TASK TO CARRY OUT: Check every line of the data and copy the ones where "this" appears.

EXERCISE INPUT:
* * * * * * *

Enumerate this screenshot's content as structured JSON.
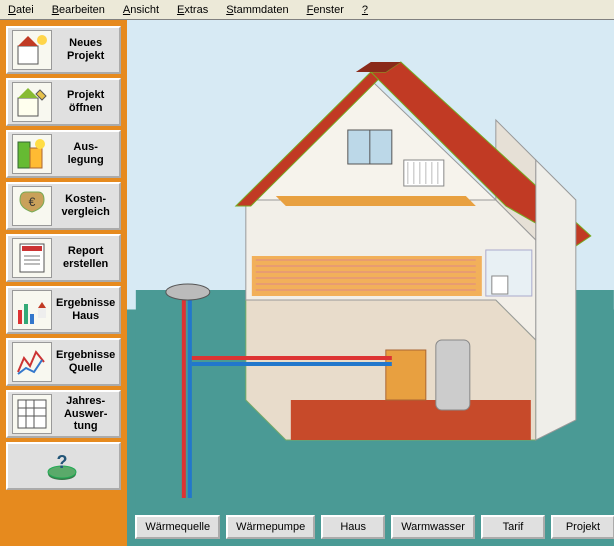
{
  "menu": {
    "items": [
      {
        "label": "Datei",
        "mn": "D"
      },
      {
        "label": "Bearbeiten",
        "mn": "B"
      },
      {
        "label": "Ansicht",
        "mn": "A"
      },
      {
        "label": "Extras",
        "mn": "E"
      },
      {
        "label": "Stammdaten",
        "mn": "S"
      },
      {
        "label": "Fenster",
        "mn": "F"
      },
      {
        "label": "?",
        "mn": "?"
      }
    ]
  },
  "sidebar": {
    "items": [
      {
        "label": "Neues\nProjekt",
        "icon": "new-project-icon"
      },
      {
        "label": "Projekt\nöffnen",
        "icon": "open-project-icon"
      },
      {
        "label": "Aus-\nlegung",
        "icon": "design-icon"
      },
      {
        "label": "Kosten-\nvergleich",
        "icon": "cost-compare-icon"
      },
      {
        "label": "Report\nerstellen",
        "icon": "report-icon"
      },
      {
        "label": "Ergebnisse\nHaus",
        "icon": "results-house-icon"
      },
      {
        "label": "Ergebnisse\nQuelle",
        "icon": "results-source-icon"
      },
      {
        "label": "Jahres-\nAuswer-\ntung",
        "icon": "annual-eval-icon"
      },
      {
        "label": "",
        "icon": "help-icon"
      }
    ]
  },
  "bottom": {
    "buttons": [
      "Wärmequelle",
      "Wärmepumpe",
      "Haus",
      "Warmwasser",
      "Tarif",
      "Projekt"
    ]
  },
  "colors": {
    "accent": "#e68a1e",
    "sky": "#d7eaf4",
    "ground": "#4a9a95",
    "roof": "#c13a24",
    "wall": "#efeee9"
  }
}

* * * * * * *

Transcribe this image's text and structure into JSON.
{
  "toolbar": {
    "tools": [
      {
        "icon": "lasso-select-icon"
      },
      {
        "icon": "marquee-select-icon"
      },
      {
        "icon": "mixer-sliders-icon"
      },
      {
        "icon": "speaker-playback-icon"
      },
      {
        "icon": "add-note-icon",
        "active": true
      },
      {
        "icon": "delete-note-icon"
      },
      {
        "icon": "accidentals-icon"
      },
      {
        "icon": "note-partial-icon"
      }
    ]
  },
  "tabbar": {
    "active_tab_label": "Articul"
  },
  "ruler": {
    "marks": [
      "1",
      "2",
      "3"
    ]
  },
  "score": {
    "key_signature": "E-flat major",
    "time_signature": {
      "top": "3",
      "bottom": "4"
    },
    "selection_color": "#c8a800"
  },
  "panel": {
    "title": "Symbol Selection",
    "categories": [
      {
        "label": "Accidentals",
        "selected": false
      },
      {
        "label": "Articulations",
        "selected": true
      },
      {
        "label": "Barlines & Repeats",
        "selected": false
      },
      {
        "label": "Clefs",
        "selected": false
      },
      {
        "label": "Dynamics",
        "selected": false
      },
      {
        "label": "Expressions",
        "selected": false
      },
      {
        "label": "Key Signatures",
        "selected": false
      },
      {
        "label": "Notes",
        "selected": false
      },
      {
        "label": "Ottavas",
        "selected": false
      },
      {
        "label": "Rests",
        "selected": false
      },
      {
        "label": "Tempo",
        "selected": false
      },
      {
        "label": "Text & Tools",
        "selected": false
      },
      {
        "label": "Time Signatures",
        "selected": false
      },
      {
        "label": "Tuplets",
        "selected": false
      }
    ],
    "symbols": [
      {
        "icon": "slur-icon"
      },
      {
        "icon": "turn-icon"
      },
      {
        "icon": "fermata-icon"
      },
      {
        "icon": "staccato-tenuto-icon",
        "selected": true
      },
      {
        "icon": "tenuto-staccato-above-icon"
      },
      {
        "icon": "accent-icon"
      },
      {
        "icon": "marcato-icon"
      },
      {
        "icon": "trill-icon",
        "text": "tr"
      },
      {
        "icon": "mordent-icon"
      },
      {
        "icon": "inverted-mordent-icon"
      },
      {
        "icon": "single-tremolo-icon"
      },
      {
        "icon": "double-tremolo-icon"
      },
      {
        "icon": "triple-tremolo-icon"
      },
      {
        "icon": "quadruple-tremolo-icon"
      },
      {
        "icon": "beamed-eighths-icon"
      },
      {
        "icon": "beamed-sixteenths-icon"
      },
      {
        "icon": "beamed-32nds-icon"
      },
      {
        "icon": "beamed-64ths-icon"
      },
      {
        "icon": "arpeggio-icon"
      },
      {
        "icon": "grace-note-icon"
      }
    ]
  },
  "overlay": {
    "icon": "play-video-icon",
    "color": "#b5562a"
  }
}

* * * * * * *

EXPECTED OUTPUT:
Enumerate this screenshot's content as structured JSON.
Transcribe this image's text and structure into JSON.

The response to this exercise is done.